- σ’f is fatigue strength coefficient. A fairly good approximation is σ’f = σf where σf is fracture stress with necking corrections. For steels with hardness below 500 HB, σf = UTS + 50 ksi. Other values in estimating σ’f include:
σ’f = 1.09 σf
σ’f = 0.92 σf (b = -0.12)
σ’f = 1.15 σf (b = -0.12)
- b is the fatigue strength exponent, commonly in the range -0.12 < b < -0.05 with an average of -0.085
The Fatigue+ software provides a material database including extensive fatigue data for carbon steels, low alloy steels, high alloy steels, aluminum alloys, as well as cast metals and welds. The user can edit the database or add materials to the database.
S-N curves of ASTM A-36 and AISI 4340 based on HCF data
The progression of the S-N curve can be influenced by many factors such as corrosion, temperature, residual stresses, and the presence of notches. The Goodman-Line is a method used to estimate the influence of the mean stress on the fatigue strength.
Probabilistic nature of fatigue
As coupons sampled from a homogeneous frame will display a variation in their number of cycles to failure, the S-N curve should more properly be a Stress-Cycle-Probability (S-N-P) curve to capture the probability of failure after a given number of cycles of a certain stress. Probability distributions that are common in data analysis and in design against fatigue include the log-normal distribution, extreme value distribution, Birnbaum–Saunders distribution, and Weibull distribution.
In practice, a mechanical part is exposed to a complex, often random, sequence of loads, large and small. In order to assess the safe life of such a part:
- Complex loading is reduced to a series of simple cyclic loadings using a technique such as rainflow analysis;
- A histogram of cyclic stress is created from the rainflow analysis to form a fatigue damage spectrum;
- For each stress level, the degree of cumulative damage is calculated from the S-N curve; and
- The effects of the individual contributions are combined using an algorithm such as Miner’s rule.
Since S-N curves are typically generated for uniaxial loading, some equivalence rule is needed whenever the loading is multiaxial. For simple, proportional loading histories (lateral load in a constant ratio with the axial), Miner’s rule may be applied. For more complex situations, such as nonproportional loading, critical plane analysis should be used.

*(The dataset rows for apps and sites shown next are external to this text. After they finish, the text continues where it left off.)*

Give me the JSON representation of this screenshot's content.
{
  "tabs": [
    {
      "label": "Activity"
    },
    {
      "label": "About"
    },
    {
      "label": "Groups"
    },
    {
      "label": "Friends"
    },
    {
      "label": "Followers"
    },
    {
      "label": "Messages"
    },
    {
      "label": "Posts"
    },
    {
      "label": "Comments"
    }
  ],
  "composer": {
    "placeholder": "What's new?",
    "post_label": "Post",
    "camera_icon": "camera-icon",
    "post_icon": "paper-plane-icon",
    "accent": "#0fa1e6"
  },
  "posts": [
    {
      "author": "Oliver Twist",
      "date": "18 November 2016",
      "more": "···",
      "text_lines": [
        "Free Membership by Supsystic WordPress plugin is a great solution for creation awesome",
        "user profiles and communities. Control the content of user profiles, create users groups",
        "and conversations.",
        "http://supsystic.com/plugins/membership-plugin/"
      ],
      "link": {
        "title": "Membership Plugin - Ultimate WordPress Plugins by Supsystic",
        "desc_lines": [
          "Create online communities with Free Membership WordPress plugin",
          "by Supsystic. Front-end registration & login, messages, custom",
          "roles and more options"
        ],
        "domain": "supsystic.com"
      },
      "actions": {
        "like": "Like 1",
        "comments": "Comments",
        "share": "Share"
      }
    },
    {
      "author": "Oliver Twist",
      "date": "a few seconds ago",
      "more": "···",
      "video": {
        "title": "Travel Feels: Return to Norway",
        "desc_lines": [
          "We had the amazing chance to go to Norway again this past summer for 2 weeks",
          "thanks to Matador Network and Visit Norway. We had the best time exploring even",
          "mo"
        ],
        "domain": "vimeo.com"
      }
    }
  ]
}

In 1945, M A Miner popularized a rule that had first been proposed by A. Palmgren in 1924. The rule, variously called Miner’s rule or the Palmgren-Miner linear damage hypothesis, states that where there are k different stress magnitudes in a spectrum, Si (1 ≤ i ≤ k), each contributing ni(Si) cycles, then if Ni(Si) is the number of cycles to failure of a constant stress reversal Si (determined by uni-axial fatigue tests), failure occurs when:
C is experimentally found to be between 0.7 and 2.2. Usually for design purposes, C is assumed to be 1.0. This can be thought of as assessing what proportion of life is consumed by a linear combination of stress reversals at varying magnitudes.

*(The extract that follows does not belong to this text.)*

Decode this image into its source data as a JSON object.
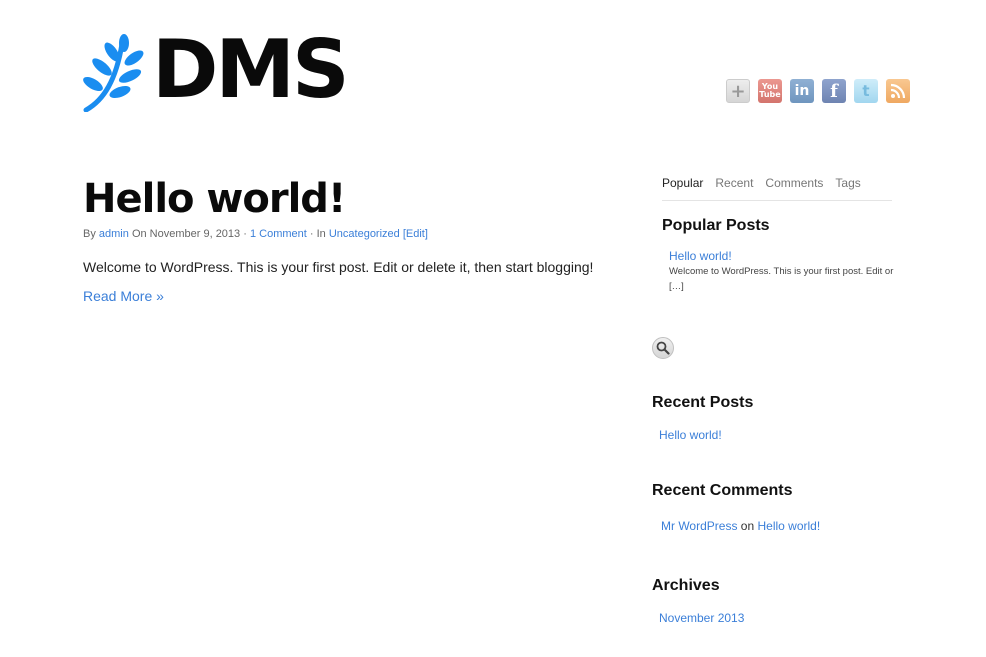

Because of the great convenience of Miner’s rule, it is widely used and well accepted in the industry.
In fracture mechanics, Anderson, Gomez, and Paris derived relationships for the stage II crack growth with cycles N, in terms of the cyclical component ΔK of the Stress Intensity Factor K
where a is the crack length and m is typically in the range 3 to 5 (for metals), which states that the rate of crack growth with respect to the cycles of load applied is a function of the stress intensity factor; this is named Paris’ law.
This relationship was later modified (by Forman, 1967) to make better allowance for the mean stress, by introducing a factor depending on (1-R) where R= min stress/max stress, in the denominator.
Mean Stress Correction
High cycle fatigue is sensitive to mean stresses. In the software Fatigue+, the following options are available for mean stress correction:
For Basquin model, select Soderberg, Goodman, Gerber,Morrow, Smith-Watson-Topper, or None.
For Basquin-Coffin-Manson relation, select Morrow, Smith-Watson-Topper, Manson-Halford, or None. (See Low Cycle Fatigue)
In the design code based fatigue models, the mean stress correction is often incorporated into the models in compliance with corresponding design codes.